Treeo takes a "direct" approach to state management, i.e., state is updated in-place by the Tree whenever it needs to. For example, this module will calculate the running average of its input:
@dataclass class Average(to.Tree): count: State[jnp.ndarray] = jnp.array(0) total: State[jnp.ndarray] = jnp.array(0.0) def __call__(self, x): self.count += np.prod(x.shape) self.total += jnp.sum(x) return self.total / self.count
What is the catch?
State management is one of the most challenging things in JAX, but with the help of Treeo it seems effortless, what is the catch? As always there is a trade-off to consider: Treeo's approach requires to consider how to propagate state changes properly while taking into account the fact that Pytree operations create new objects, that is, since reference do not persist across calls through these functions changes might be lost.
A standard solution to this problem is: always output the
Tree whose state has been updated. For example, a typical gradient function in a Deep Learning application that contains a stateful Tree would look like this:
@partial(jax.value_and_grad, has_aux=True) def grad_fn(params, model, x, y): model = to.merge(model, params) y_pred = model(x) # state is updated loss = jnp.mean((y_pred - y) ** 2) return loss, model # return model to propagate state changes params = to.filter(model, Parameter) (loss, model), grads = grad_fn(params, model, x, y) ...
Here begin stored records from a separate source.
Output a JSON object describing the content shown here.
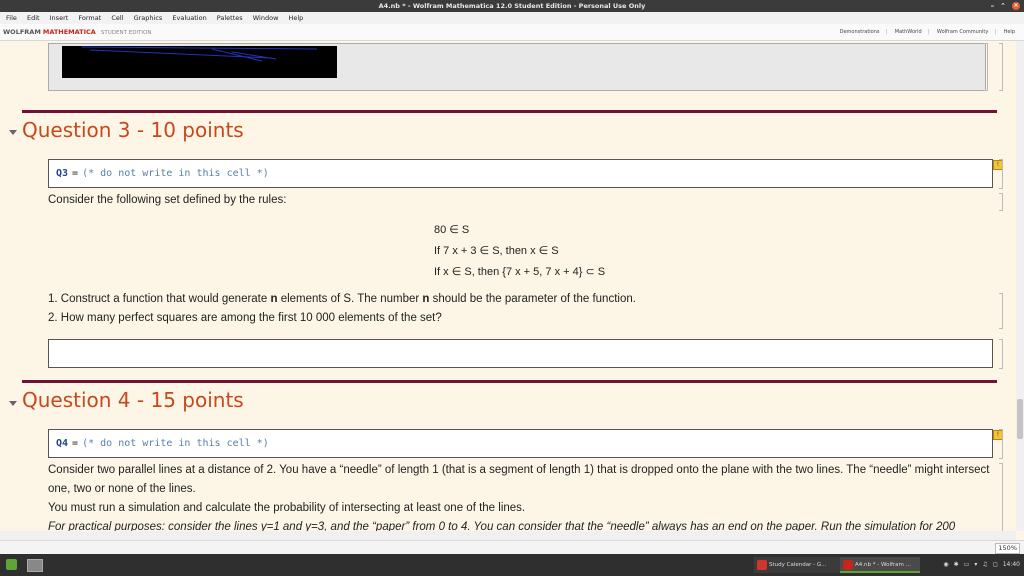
{
  "window": {
    "title": "A4.nb * - Wolfram Mathematica 12.0 Student Edition - Personal Use Only"
  },
  "menu": [
    "File",
    "Edit",
    "Insert",
    "Format",
    "Cell",
    "Graphics",
    "Evaluation",
    "Palettes",
    "Window",
    "Help"
  ],
  "brand": {
    "wolfram": "WOLFRAM",
    "mathematica": "MATHEMATICA",
    "edition": "STUDENT EDITION"
  },
  "toplinks": [
    "Demonstrations",
    "MathWorld",
    "Wolfram Community",
    "Help"
  ],
  "q3": {
    "heading": "Question 3 - 10 points",
    "input": {
      "name": "Q3",
      "eq": "=",
      "comment": "(* do not write in this cell *)"
    },
    "intro": "Consider the following set defined by the rules:",
    "rules": [
      "80 ∈ S",
      "If 7 x + 3 ∈ S,  then x ∈ S",
      "If x ∈ S,  then {7 x + 5,  7 x + 4} ⊂ S"
    ],
    "item1_pre": "1. Construct a function that would generate ",
    "item1_bold": "n",
    "item1_mid": " elements of S. The number ",
    "item1_bold2": "n",
    "item1_post": " should be the parameter of the function.",
    "item2": "2. How many perfect squares are among the first 10 000 elements of the set?"
  },
  "q4": {
    "heading": "Question 4 - 15 points",
    "input": {
      "name": "Q4",
      "eq": "=",
      "comment": "(* do not write in this cell *)"
    },
    "para1": "Consider two parallel lines at a distance of 2. You have a “needle” of length 1 (that is a segment of length 1) that is dropped onto the plane with the two lines. The “needle” might intersect one, two or none of the lines.",
    "para2": "You must run a simulation and calculate the probability of intersecting at least one of the lines.",
    "para3": "For practical purposes: consider the lines y=1 and y=3, and the “paper” from 0 to 4. You can consider that the “needle” always has an end on the paper. Run the simulation for 200"
  },
  "status": {
    "zoom": "150%"
  },
  "taskbar": {
    "tasks": [
      "Study Calendar - G...",
      "A4.nb * - Wolfram ..."
    ],
    "clock": "14:40"
  },
  "colors": {
    "section": "#c9471c",
    "rule": "#6e1237",
    "background": "#fdf6e6"
  }
}
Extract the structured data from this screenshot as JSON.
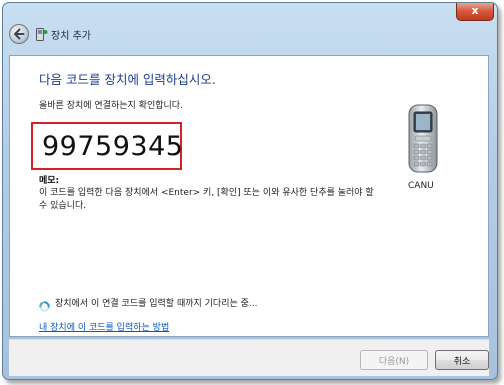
{
  "window": {
    "title": "장치 추가",
    "close_glyph": "x"
  },
  "main": {
    "heading": "다음 코드를 장치에 입력하십시오.",
    "subtext": "올바른 장치에 연결하는지 확인합니다.",
    "pairing_code": "99759345",
    "memo_label": "메모:",
    "memo_text": "이 코드를 입력한 다음 장치에서 <Enter> 키, [확인] 또는 이와 유사한 단추를 눌러야 할 수 있습니다.",
    "device_name": "CANU",
    "waiting_text": "장치에서 이 연결 코드를 입력할 때까지 기다리는 중...",
    "help_link": "내 장치에 이 코드를 입력하는 방법"
  },
  "footer": {
    "next_label": "다음(N)",
    "cancel_label": "취소"
  },
  "icons": {
    "back": "back-arrow-icon",
    "title": "bluetooth-device-icon",
    "device": "mobile-phone-icon",
    "spinner": "busy-spinner-icon"
  },
  "colors": {
    "heading": "#1e3f8e",
    "code_border": "#d8202a",
    "link": "#0b57c2",
    "titlebar": "#b3cde6"
  }
}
modelis returned along with the loss through
modelon the outside thus persisting any changes to the state performed on the inside.